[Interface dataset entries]
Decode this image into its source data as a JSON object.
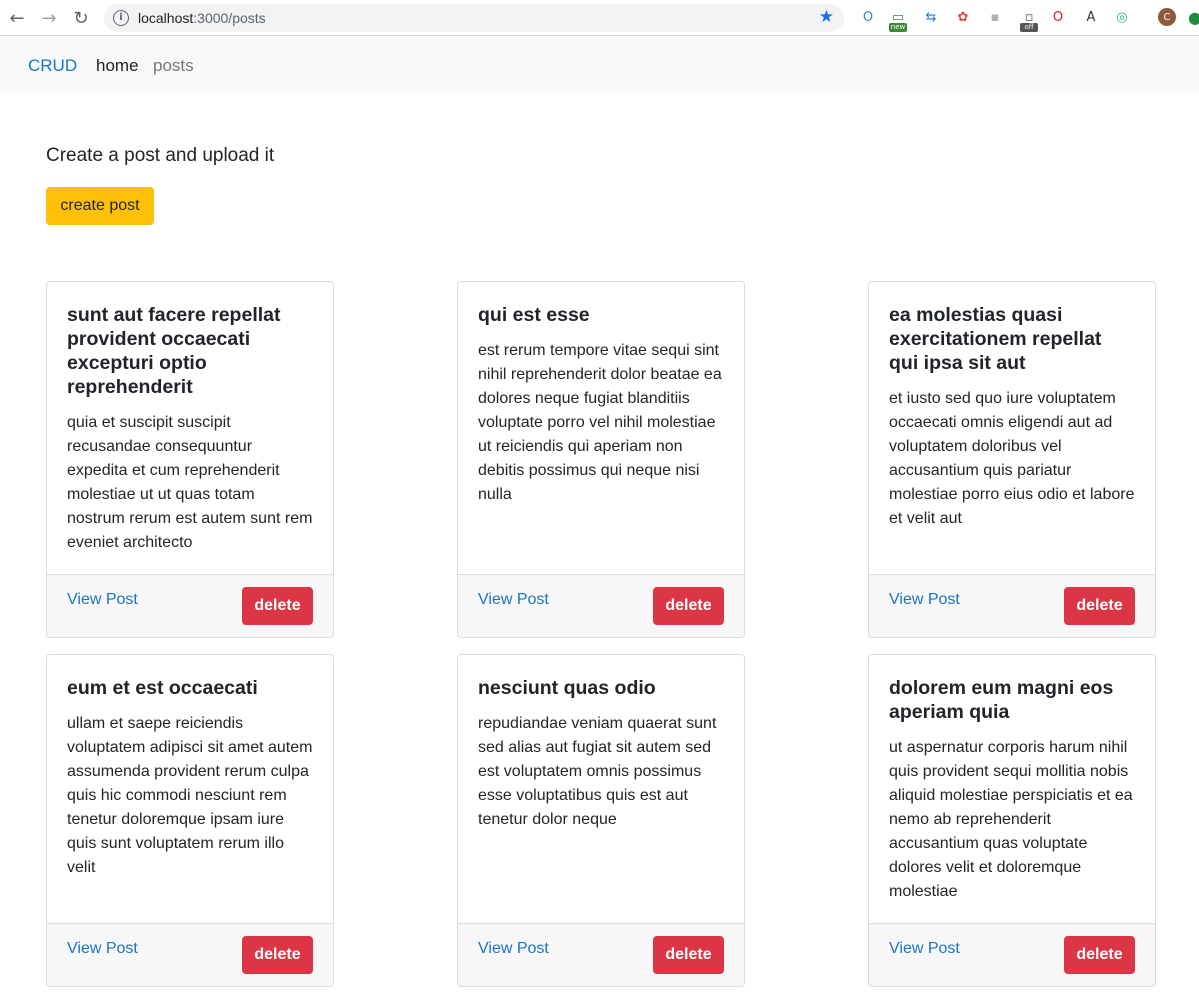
{
  "browser": {
    "back_icon": "←",
    "forward_icon": "→",
    "reload_icon": "↻",
    "url_host": "localhost",
    "url_path": ":3000/posts",
    "info_icon": "i",
    "bookmark_icon": "★",
    "extensions": [
      {
        "name": "ext-opera-icon",
        "glyph": "O",
        "color": "#4a7fd1"
      },
      {
        "name": "ext-new-icon",
        "glyph": "▭",
        "color": "#3c8a3c",
        "badge": "new"
      },
      {
        "name": "ext-arrows-icon",
        "glyph": "⇆",
        "color": "#1a73e8"
      },
      {
        "name": "ext-color-wheel-icon",
        "glyph": "✿",
        "color": "#e0453a"
      },
      {
        "name": "ext-chat-icon",
        "glyph": "▪",
        "color": "#b0b0b0"
      },
      {
        "name": "ext-off-icon",
        "glyph": "▫",
        "color": "#555555",
        "badge": "off"
      },
      {
        "name": "ext-opera-red-icon",
        "glyph": "O",
        "color": "#d02020"
      },
      {
        "name": "ext-a-icon",
        "glyph": "A",
        "color": "#333333"
      },
      {
        "name": "ext-target-icon",
        "glyph": "◎",
        "color": "#2bb673"
      },
      {
        "name": "profile-avatar",
        "glyph": "C",
        "color": "#8d5a3b"
      },
      {
        "name": "ext-green-icon",
        "glyph": "●",
        "color": "#1e8e3e"
      }
    ]
  },
  "navbar": {
    "brand": "CRUD",
    "links": [
      "home",
      "posts"
    ]
  },
  "main": {
    "lead": "Create a post and upload it",
    "create_label": "create post"
  },
  "posts": [
    {
      "title": "sunt aut facere repellat provident occaecati excepturi optio reprehenderit",
      "body": "quia et suscipit suscipit recusandae consequuntur expedita et cum reprehenderit molestiae ut ut quas totam nostrum rerum est autem sunt rem eveniet architecto",
      "view_label": "View Post",
      "delete_label": "delete"
    },
    {
      "title": "qui est esse",
      "body": "est rerum tempore vitae sequi sint nihil reprehenderit dolor beatae ea dolores neque fugiat blanditiis voluptate porro vel nihil molestiae ut reiciendis qui aperiam non debitis possimus qui neque nisi nulla",
      "view_label": "View Post",
      "delete_label": "delete"
    },
    {
      "title": "ea molestias quasi exercitationem repellat qui ipsa sit aut",
      "body": "et iusto sed quo iure voluptatem occaecati omnis eligendi aut ad voluptatem doloribus vel accusantium quis pariatur molestiae porro eius odio et labore et velit aut",
      "view_label": "View Post",
      "delete_label": "delete"
    },
    {
      "title": "eum et est occaecati",
      "body": "ullam et saepe reiciendis voluptatem adipisci sit amet autem assumenda provident rerum culpa quis hic commodi nesciunt rem tenetur doloremque ipsam iure quis sunt voluptatem rerum illo velit",
      "view_label": "View Post",
      "delete_label": "delete"
    },
    {
      "title": "nesciunt quas odio",
      "body": "repudiandae veniam quaerat sunt sed alias aut fugiat sit autem sed est voluptatem omnis possimus esse voluptatibus quis est aut tenetur dolor neque",
      "view_label": "View Post",
      "delete_label": "delete"
    },
    {
      "title": "dolorem eum magni eos aperiam quia",
      "body": "ut aspernatur corporis harum nihil quis provident sequi mollitia nobis aliquid molestiae perspiciatis et ea nemo ab reprehenderit accusantium quas voluptate dolores velit et doloremque molestiae",
      "view_label": "View Post",
      "delete_label": "delete"
    }
  ]
}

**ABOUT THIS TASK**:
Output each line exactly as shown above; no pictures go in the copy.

**FINAL ANSWER**:
Decode this image into its source data as a JSON object.
{
  "browser": {
    "back_icon": "←",
    "forward_icon": "→",
    "reload_icon": "↻",
    "url_host": "localhost",
    "url_path": ":3000/posts",
    "info_icon": "i",
    "bookmark_icon": "★",
    "extensions": [
      {
        "name": "ext-opera-icon",
        "glyph": "O",
        "color": "#4a7fd1"
      },
      {
        "name": "ext-new-icon",
        "glyph": "▭",
        "color": "#3c8a3c",
        "badge": "new"
      },
      {
        "name": "ext-arrows-icon",
        "glyph": "⇆",
        "color": "#1a73e8"
      },
      {
        "name": "ext-color-wheel-icon",
        "glyph": "✿",
        "color": "#e0453a"
      },
      {
        "name": "ext-chat-icon",
        "glyph": "▪",
        "color": "#b0b0b0"
      },
      {
        "name": "ext-off-icon",
        "glyph": "▫",
        "color": "#555555",
        "badge": "off"
      },
      {
        "name": "ext-opera-red-icon",
        "glyph": "O",
        "color": "#d02020"
      },
      {
        "name": "ext-a-icon",
        "glyph": "A",
        "color": "#333333"
      },
      {
        "name": "ext-target-icon",
        "glyph": "◎",
        "color": "#2bb673"
      },
      {
        "name": "profile-avatar",
        "glyph": "C",
        "color": "#8d5a3b"
      },
      {
        "name": "ext-green-icon",
        "glyph": "●",
        "color": "#1e8e3e"
      }
    ]
  },
  "navbar": {
    "brand": "CRUD",
    "links": [
      "home",
      "posts"
    ]
  },
  "main": {
    "lead": "Create a post and upload it",
    "create_label": "create post"
  },
  "posts": [
    {
      "title": "sunt aut facere repellat provident occaecati excepturi optio reprehenderit",
      "body": "quia et suscipit suscipit recusandae consequuntur expedita et cum reprehenderit molestiae ut ut quas totam nostrum rerum est autem sunt rem eveniet architecto",
      "view_label": "View Post",
      "delete_label": "delete"
    },
    {
      "title": "qui est esse",
      "body": "est rerum tempore vitae sequi sint nihil reprehenderit dolor beatae ea dolores neque fugiat blanditiis voluptate porro vel nihil molestiae ut reiciendis qui aperiam non debitis possimus qui neque nisi nulla",
      "view_label": "View Post",
      "delete_label": "delete"
    },
    {
      "title": "ea molestias quasi exercitationem repellat qui ipsa sit aut",
      "body": "et iusto sed quo iure voluptatem occaecati omnis eligendi aut ad voluptatem doloribus vel accusantium quis pariatur molestiae porro eius odio et labore et velit aut",
      "view_label": "View Post",
      "delete_label": "delete"
    },
    {
      "title": "eum et est occaecati",
      "body": "ullam et saepe reiciendis voluptatem adipisci sit amet autem assumenda provident rerum culpa quis hic commodi nesciunt rem tenetur doloremque ipsam iure quis sunt voluptatem rerum illo velit",
      "view_label": "View Post",
      "delete_label": "delete"
    },
    {
      "title": "nesciunt quas odio",
      "body": "repudiandae veniam quaerat sunt sed alias aut fugiat sit autem sed est voluptatem omnis possimus esse voluptatibus quis est aut tenetur dolor neque",
      "view_label": "View Post",
      "delete_label": "delete"
    },
    {
      "title": "dolorem eum magni eos aperiam quia",
      "body": "ut aspernatur corporis harum nihil quis provident sequi mollitia nobis aliquid molestiae perspiciatis et ea nemo ab reprehenderit accusantium quas voluptate dolores velit et doloremque molestiae",
      "view_label": "View Post",
      "delete_label": "delete"
    }
  ]
}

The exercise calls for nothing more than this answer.